PCMark05 Professional is the latest update to the popular PCMark system benchmarking series from FutureMark, and it has been revamped to highlight current hardware and features additional multithreaded and multi-tasking performance tests. There is the usual selection of individual System, CPU, Memory, Graphics, and Hard Drive benchmark suites, and these continue to bridge the gap between synthetic and application-based benchmarks. For our purposes, the System, CPU and Memory areas will be where we concentrate our benchmarking efforts.
The PCMark05 System benchmark suite includes a wide range of tests, from Windows XP hard drive startup to video and audio encoding, and features a selection of standard desktop routines like text edit, virus scanning, and image decompression. Three of the benchmark scenarios are multithreaded, with the first two including two simultaneous tests, and the final one utilizing four program tests running simultaneously. This helps make PCMark05 System benchmark a great analysis tool for our dual core processors.
The Athlon 64 FX-60 finds itself in tight with the Pentium EE 955 in the PCMark05 System benchmarking, and can actually only muster a second-place finish. The presence of Hyper-Threading in the Pentium EE 955 is the determining factor, and the quad-threaded advantages give Intel the slight edge. Even so, the Athlon 64 FX-60 represents a new performance high for AMD dual core processors, and it makes short work of the Athlon 64 FX-57 as well.
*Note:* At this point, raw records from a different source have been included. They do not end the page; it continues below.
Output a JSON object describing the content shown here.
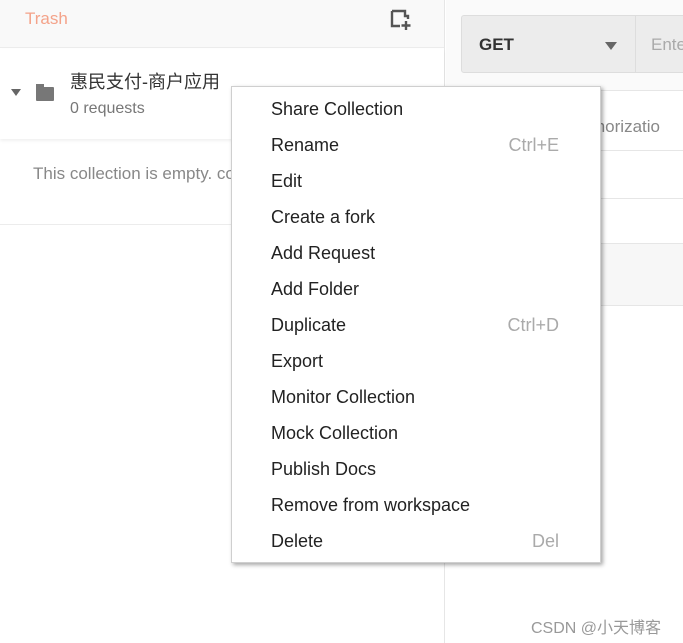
{
  "sidebar": {
    "trash_label": "Trash",
    "collection": {
      "name": "惠民支付-商户应用",
      "requests": "0 requests"
    },
    "empty_text": "This collection is empty. collection and create fol"
  },
  "request": {
    "method": "GET",
    "url_placeholder": "Ente",
    "tab_partial": "thorizatio"
  },
  "context_menu": {
    "items": [
      {
        "label": "Share Collection",
        "shortcut": ""
      },
      {
        "label": "Rename",
        "shortcut": "Ctrl+E"
      },
      {
        "label": "Edit",
        "shortcut": ""
      },
      {
        "label": "Create a fork",
        "shortcut": ""
      },
      {
        "label": "Add Request",
        "shortcut": ""
      },
      {
        "label": "Add Folder",
        "shortcut": ""
      },
      {
        "label": "Duplicate",
        "shortcut": "Ctrl+D"
      },
      {
        "label": "Export",
        "shortcut": ""
      },
      {
        "label": "Monitor Collection",
        "shortcut": ""
      },
      {
        "label": "Mock Collection",
        "shortcut": ""
      },
      {
        "label": "Publish Docs",
        "shortcut": ""
      },
      {
        "label": "Remove from workspace",
        "shortcut": ""
      },
      {
        "label": "Delete",
        "shortcut": "Del"
      }
    ]
  },
  "watermark": "CSDN @小天博客",
  "colors": {
    "trash": "#f4a38a"
  }
}
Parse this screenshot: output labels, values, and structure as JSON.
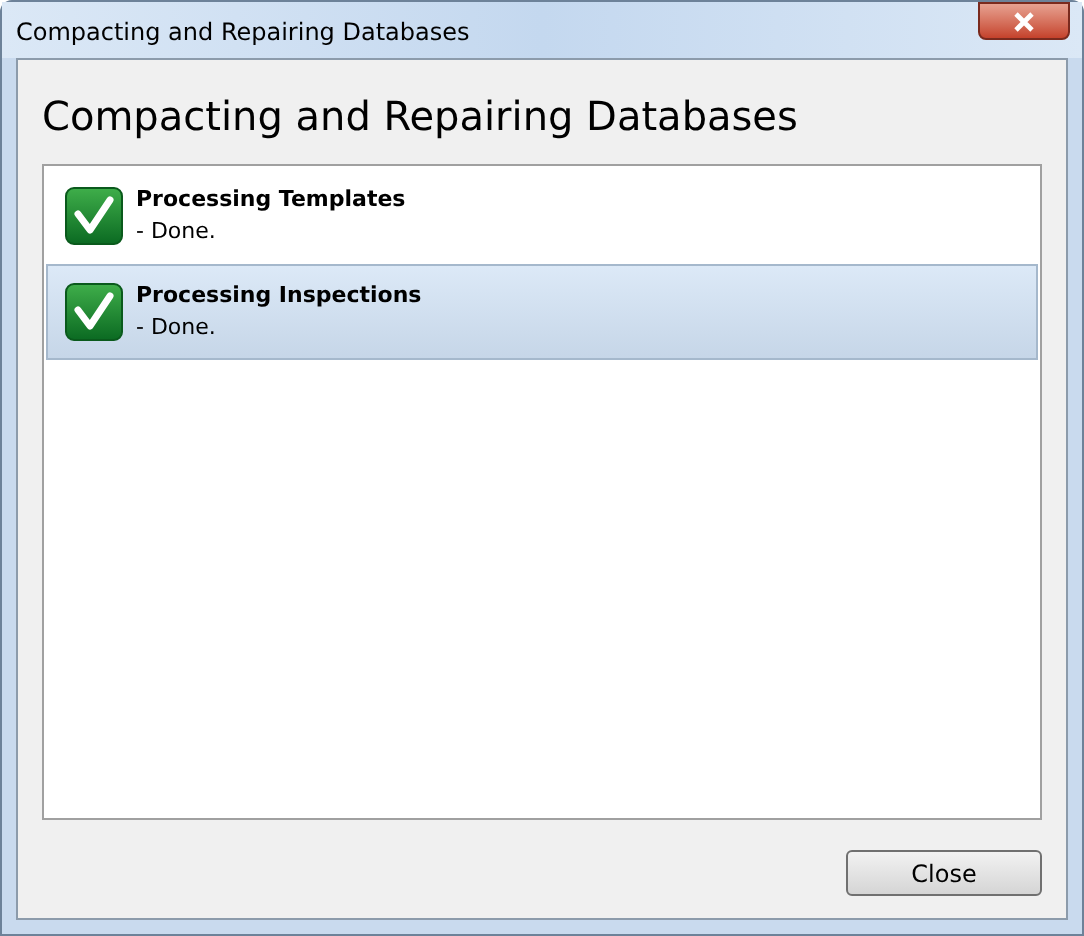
{
  "window": {
    "title": "Compacting and Repairing Databases"
  },
  "heading": "Compacting and Repairing Databases",
  "tasks": [
    {
      "title": "Processing Templates",
      "status": "- Done.",
      "selected": false
    },
    {
      "title": "Processing Inspections",
      "status": "- Done.",
      "selected": true
    }
  ],
  "buttons": [
    "Close"
  ]
}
The PCMark04 memory test showed the Athlon 64 FX-60 falling back a bit from the competition, but the newer PCMark05 benchmark evens that out. This time, it's the Pentium EE 955 playing second fiddle to the newest AMD processor, and even the Athlon 64 FX-57 has to take a back seat. The winner this time (just as it was in PCMark04) is the Pentium 4-3.73 GHz Extreme Edition, which features the killer combination of a 1066 MHz bus, a single core design, and higher-bandwidth DDR2 memory.
The CPU section of the PCMark05 suite does show the Athlon 64 FX-60 as the class of the AMD camp, but on the other hand, it highlights the impact of Hyper-Threading as well. The Pentium EE 955 is the class of this benchmark, but as we can see from the high performance of the Pentium EE 840, HT support is incredibly important in this particular benchmark.